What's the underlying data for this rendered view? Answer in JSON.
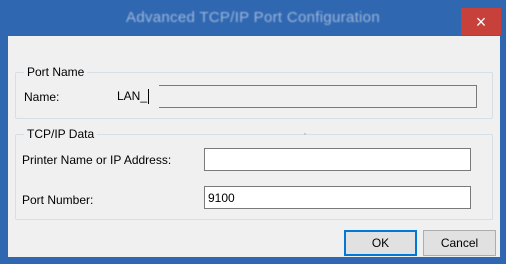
{
  "window": {
    "title": "Advanced TCP/IP Port Configuration",
    "close_label": "×"
  },
  "port_name_group": {
    "legend": "Port Name",
    "name_label": "Name:",
    "name_value": "LAN_"
  },
  "tcpip_group": {
    "legend": "TCP/IP Data",
    "address_label": "Printer Name or IP Address:",
    "address_value": "",
    "port_label": "Port Number:",
    "port_value": "9100"
  },
  "buttons": {
    "ok_label": "OK",
    "cancel_label": "Cancel"
  },
  "colors": {
    "titlebar": "#2f67b1",
    "close_button": "#c7403a",
    "client_area": "#f0f0f0"
  }
}
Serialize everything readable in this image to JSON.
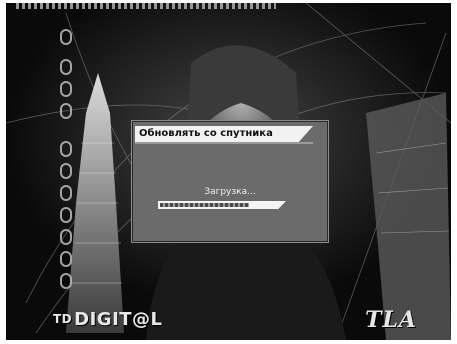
{
  "osd": {
    "title": "Обновлять со спутника",
    "status": "Загрузка...",
    "progress": 0.72
  },
  "logos": {
    "left_prefix": "TD",
    "left": "DIGIT@L",
    "right": "TLA"
  },
  "icons": {
    "glyph_strip": "vertical-text-glyphs"
  },
  "colors": {
    "dialog_bg": "#6b6b6b",
    "title_bg": "#f2f2f2",
    "progress_bg": "#f4f4f4"
  }
}
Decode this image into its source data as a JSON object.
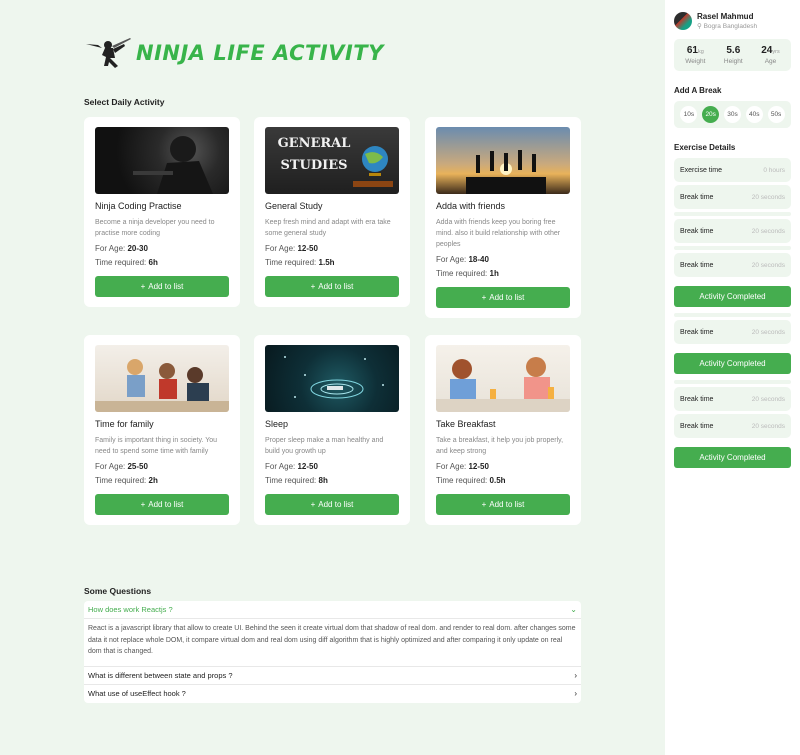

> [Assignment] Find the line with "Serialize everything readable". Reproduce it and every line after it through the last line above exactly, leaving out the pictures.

> [Answer to the problem]
Serialize everything readable in this image to JSON.
{
  "osd": {
    "title": "Обновлять со спутника",
    "status": "Загрузка...",
    "progress": 0.72
  },
  "logos": {
    "left_prefix": "TD",
    "left": "DIGIT@L",
    "right": "TLA"
  },
  "icons": {
    "glyph_strip": "vertical-text-glyphs"
  },
  "colors": {
    "dialog_bg": "#6b6b6b",
    "title_bg": "#f2f2f2",
    "progress_bg": "#f4f4f4"
  }
}
Decode this image into its source data as a JSON object.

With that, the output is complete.